Jacob dreams of ladders. A romantic reading of his story would see the ladder as a metaphor of ascent. This child who begins as a deceiver ends surrounded by his children, and is brought back home to Israel for burial. A preacher would tie it up (as many have) with a nice didactic bow.
But Yair Zakovitch is not a preacher, and this is not a homiletic book. It is a profound, unsparing, and deeply learned look at a character who demonstrates the uneasy and charismatic qualities of a flawed hero. This is also a book about the underside of the Bible: the manner in which it hides the shadow of its own story, and the way in which a biblical scholar with a keen eye can bring that tale to light.
Zakovitch begins his short, lucid inquiry by asking why the Torah needs to tell the patriarchal story at all. Why not begin with the Exodus narrative, the chronicle of a people? He reminds us that the early days of Israel were concerned with self-definition. In a land where many tribes shared customs (and perhaps ethnicity), the question was: What made Israel different? The stories of the founders serve to identify Israel by contrast. Other possible tribal associations are repudiated. A people with a unique lineage cannot be confused about its origins, and enemies are wonderfully clarifying when establishing identity.
Paradoxically, this patriarch of identity—whose name is changed to Israel—turns out himself to be entangled in deceit from his first moments. Zakovitch has coauthored, with Avigdor Shinan, a wonderful book in Hebrew called That’s Not What the Good Book Says, which excavates allusions to stories left as mere hints in the text. He demonstrates how widely Jacob’s very name is identified with deceit throughout Scripture. When Jacob is himself deceived, believing his bride to be Rachel when it turns out to be her older sister Leah, the rabbis imagine Leah answering his complaint: “Is there a school without teachers?” Jacob had deceived his father and placed himself before his older brother.
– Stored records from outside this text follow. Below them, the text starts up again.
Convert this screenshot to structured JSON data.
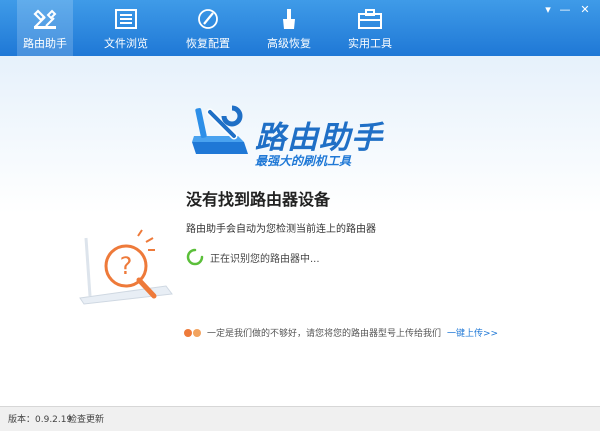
{
  "toolbar": {
    "tabs": [
      {
        "label": "路由助手",
        "icon": "router-tools-icon"
      },
      {
        "label": "文件浏览",
        "icon": "file-list-icon"
      },
      {
        "label": "恢复配置",
        "icon": "restore-pen-icon"
      },
      {
        "label": "高级恢复",
        "icon": "brush-icon"
      },
      {
        "label": "实用工具",
        "icon": "toolbox-icon"
      }
    ]
  },
  "window_controls": {
    "menu": "▾",
    "minimize": "—",
    "close": "✕"
  },
  "logo": {
    "title": "路由助手",
    "subtitle": "最强大的刷机工具"
  },
  "main": {
    "heading": "没有找到路由器设备",
    "description": "路由助手会自动为您检测当前连上的路由器",
    "status": "正在识别您的路由器中...",
    "hint": "一定是我们做的不够好，请您将您的路由器型号上传给我们",
    "hint_link": "一键上传>>"
  },
  "footer": {
    "version": "版本：0.9.2.19",
    "check_update": "检查更新"
  },
  "colors": {
    "accent": "#1f78d6",
    "toolbar": "#2a86de",
    "orange": "#ee7a3a",
    "spinner": "#5bbf3a"
  }
}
Well, Leah says with some justice, my father has deceived you by placing the older (Leah) before the younger.
Of course, were he only a con artist, Jacob would not be worthy of our interest. But Jacob is a dreamer, a legacy he will pass on to his son Joseph, and, in a supreme moment of self-transcendence, he wrestles with an angel and is transformed into Israel—one who struggles with God. Faithful and guileful, there is an unevenness to his character. “We see,” writes Zakovich, “that Jacob alternately exhibited initiative and passiveness.” The patterning of his life, made so clear in this exposition, reveals something important about Jacob that is a model for human understanding.
Jacob’s life is not only a story of cunning; he is the “victim” of parental favoritism. While his father preferred his brother Esau, his mother guided him to steal the birthright. Jacob, in turn, practices favoritism with Joseph, with near-catastrophic results: Joseph’s brothers intend to kill him and end up selling him into slavery. Jacob is separated from his beloved mother by deceit and is later separated from his favorite son for decades, deceived by his own children. (They bring a bloody coat to Jacob recounting that Joseph was eaten by wild animals.) He is threatened by his brother Esau but ultimately reconciles with him, much as he later watches his son Joseph reconcile with his brothers.
These stories are part of the many accounts of fractured families that characterize all of Genesis. To close the circle, Jacob, who was blessed by his old blind father in his dotage, blesses his grandchildren, Ephraim and Menasseh, and insists on preferring the younger to the older. The alert reader is ready for a new confrontation. Indeed, Joseph tries to correct his father, but Jacob insists on the inverted order. Only, this time it occasions no fight: The brothers are reconciled. Menasseh is the unsung hero of the Torah because he does not protest. And now that some of the family breaches have been healed, the saga of a people can begin with the book of Exodus. In a beautiful moment of clarity, Jacob, the victim and perpetrator of so much family anguish, becomes the agent of its healing.
Zakovitch tells all this both straight and slant, recounting the story so that the reader is refamiliarized, but also pointing out where the seams of the text show through. For instance, in the story of Dinah, known as the “Rape of Dinah,” was the rape, in fact, added later for justification? Was Jacob’s story a pattern for the saga of King David? Where was Rachel’s gravesite, and why are two different locations given?
Zakovitch has provocative and interesting answers to these and many other questions. In his gripping exegesis, we see Jacob as alternately courageous, cunning, self-pitying, faithful, and distrustful. The reader is left wondering why this fascinating, deeply flawed man lends his name to the people of Israel when surely we would have chosen a more upright representative. The answer can only be what Rabbi Alexandri said so beautifully in the Midrash: “If a person uses broken vessels it is considered an embarrassment, but God seeks out broken vessels for His use.”
In his imperfection, his struggles, his wariness, and his gratitude—in his very brokenness—Jacob reflects who we are, with slight, shining hints of who we might be. Israel, indeed.
David Wolpe, rabbi of Sinai Temple in Los Angeles, is the author, most recently, of Why Faith Matters.